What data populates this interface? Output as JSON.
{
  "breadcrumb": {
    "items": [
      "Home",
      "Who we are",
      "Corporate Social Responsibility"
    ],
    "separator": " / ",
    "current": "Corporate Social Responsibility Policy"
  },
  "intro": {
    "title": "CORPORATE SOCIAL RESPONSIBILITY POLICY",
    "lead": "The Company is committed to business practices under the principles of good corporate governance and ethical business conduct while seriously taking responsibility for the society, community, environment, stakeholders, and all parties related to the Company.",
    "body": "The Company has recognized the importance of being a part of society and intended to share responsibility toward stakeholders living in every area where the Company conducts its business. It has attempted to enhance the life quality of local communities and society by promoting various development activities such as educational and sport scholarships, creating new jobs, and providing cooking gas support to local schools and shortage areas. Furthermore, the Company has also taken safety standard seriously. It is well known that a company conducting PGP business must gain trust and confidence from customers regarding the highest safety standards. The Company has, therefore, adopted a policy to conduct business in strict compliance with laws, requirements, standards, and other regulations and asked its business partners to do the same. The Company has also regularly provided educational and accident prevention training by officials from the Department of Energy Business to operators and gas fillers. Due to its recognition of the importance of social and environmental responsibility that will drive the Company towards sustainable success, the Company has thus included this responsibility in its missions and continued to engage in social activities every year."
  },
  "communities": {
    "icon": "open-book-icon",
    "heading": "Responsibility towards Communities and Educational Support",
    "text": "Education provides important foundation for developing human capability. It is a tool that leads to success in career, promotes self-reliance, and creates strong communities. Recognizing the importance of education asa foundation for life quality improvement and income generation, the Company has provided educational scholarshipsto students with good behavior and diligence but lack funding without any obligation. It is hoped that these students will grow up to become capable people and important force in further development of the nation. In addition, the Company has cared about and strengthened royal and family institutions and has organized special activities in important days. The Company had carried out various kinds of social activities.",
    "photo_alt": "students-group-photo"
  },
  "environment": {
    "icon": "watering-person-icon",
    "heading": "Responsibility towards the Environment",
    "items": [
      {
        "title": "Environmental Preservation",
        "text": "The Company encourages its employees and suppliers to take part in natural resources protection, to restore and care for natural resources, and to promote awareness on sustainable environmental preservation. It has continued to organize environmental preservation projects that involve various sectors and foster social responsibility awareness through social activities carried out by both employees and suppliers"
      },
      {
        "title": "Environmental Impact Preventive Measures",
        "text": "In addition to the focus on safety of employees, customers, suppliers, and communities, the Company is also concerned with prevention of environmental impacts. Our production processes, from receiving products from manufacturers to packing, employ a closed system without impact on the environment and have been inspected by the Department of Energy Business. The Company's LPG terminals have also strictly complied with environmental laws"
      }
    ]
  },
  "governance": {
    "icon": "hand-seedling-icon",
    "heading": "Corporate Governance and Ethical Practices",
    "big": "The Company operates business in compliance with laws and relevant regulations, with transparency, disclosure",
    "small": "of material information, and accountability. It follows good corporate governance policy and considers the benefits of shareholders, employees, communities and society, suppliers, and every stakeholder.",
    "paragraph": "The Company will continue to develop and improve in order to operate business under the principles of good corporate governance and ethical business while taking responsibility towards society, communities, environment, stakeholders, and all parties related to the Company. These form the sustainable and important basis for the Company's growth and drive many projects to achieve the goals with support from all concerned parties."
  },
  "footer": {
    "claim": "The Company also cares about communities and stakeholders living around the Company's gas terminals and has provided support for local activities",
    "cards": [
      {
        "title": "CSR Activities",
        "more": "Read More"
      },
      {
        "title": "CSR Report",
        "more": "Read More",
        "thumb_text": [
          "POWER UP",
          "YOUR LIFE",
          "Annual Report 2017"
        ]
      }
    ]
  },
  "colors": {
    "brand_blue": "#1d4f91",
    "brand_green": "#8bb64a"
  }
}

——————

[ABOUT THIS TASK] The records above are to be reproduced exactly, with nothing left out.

[TASK RESULT]
What data populates this interface? Output as JSON.
{
  "breadcrumb": {
    "items": [
      "Home",
      "Who we are",
      "Corporate Social Responsibility"
    ],
    "separator": " / ",
    "current": "Corporate Social Responsibility Policy"
  },
  "intro": {
    "title": "CORPORATE SOCIAL RESPONSIBILITY POLICY",
    "lead": "The Company is committed to business practices under the principles of good corporate governance and ethical business conduct while seriously taking responsibility for the society, community, environment, stakeholders, and all parties related to the Company.",
    "body": "The Company has recognized the importance of being a part of society and intended to share responsibility toward stakeholders living in every area where the Company conducts its business. It has attempted to enhance the life quality of local communities and society by promoting various development activities such as educational and sport scholarships, creating new jobs, and providing cooking gas support to local schools and shortage areas. Furthermore, the Company has also taken safety standard seriously. It is well known that a company conducting PGP business must gain trust and confidence from customers regarding the highest safety standards. The Company has, therefore, adopted a policy to conduct business in strict compliance with laws, requirements, standards, and other regulations and asked its business partners to do the same. The Company has also regularly provided educational and accident prevention training by officials from the Department of Energy Business to operators and gas fillers. Due to its recognition of the importance of social and environmental responsibility that will drive the Company towards sustainable success, the Company has thus included this responsibility in its missions and continued to engage in social activities every year."
  },
  "communities": {
    "icon": "open-book-icon",
    "heading": "Responsibility towards Communities and Educational Support",
    "text": "Education provides important foundation for developing human capability. It is a tool that leads to success in career, promotes self-reliance, and creates strong communities. Recognizing the importance of education asa foundation for life quality improvement and income generation, the Company has provided educational scholarshipsto students with good behavior and diligence but lack funding without any obligation. It is hoped that these students will grow up to become capable people and important force in further development of the nation. In addition, the Company has cared about and strengthened royal and family institutions and has organized special activities in important days. The Company had carried out various kinds of social activities.",
    "photo_alt": "students-group-photo"
  },
  "environment": {
    "icon": "watering-person-icon",
    "heading": "Responsibility towards the Environment",
    "items": [
      {
        "title": "Environmental Preservation",
        "text": "The Company encourages its employees and suppliers to take part in natural resources protection, to restore and care for natural resources, and to promote awareness on sustainable environmental preservation. It has continued to organize environmental preservation projects that involve various sectors and foster social responsibility awareness through social activities carried out by both employees and suppliers"
      },
      {
        "title": "Environmental Impact Preventive Measures",
        "text": "In addition to the focus on safety of employees, customers, suppliers, and communities, the Company is also concerned with prevention of environmental impacts. Our production processes, from receiving products from manufacturers to packing, employ a closed system without impact on the environment and have been inspected by the Department of Energy Business. The Company's LPG terminals have also strictly complied with environmental laws"
      }
    ]
  },
  "governance": {
    "icon": "hand-seedling-icon",
    "heading": "Corporate Governance and Ethical Practices",
    "big": "The Company operates business in compliance with laws and relevant regulations, with transparency, disclosure",
    "small": "of material information, and accountability. It follows good corporate governance policy and considers the benefits of shareholders, employees, communities and society, suppliers, and every stakeholder.",
    "paragraph": "The Company will continue to develop and improve in order to operate business under the principles of good corporate governance and ethical business while taking responsibility towards society, communities, environment, stakeholders, and all parties related to the Company. These form the sustainable and important basis for the Company's growth and drive many projects to achieve the goals with support from all concerned parties."
  },
  "footer": {
    "claim": "The Company also cares about communities and stakeholders living around the Company's gas terminals and has provided support for local activities",
    "cards": [
      {
        "title": "CSR Activities",
        "more": "Read More"
      },
      {
        "title": "CSR Report",
        "more": "Read More",
        "thumb_text": [
          "POWER UP",
          "YOUR LIFE",
          "Annual Report 2017"
        ]
      }
    ]
  },
  "colors": {
    "brand_blue": "#1d4f91",
    "brand_green": "#8bb64a"
  }
}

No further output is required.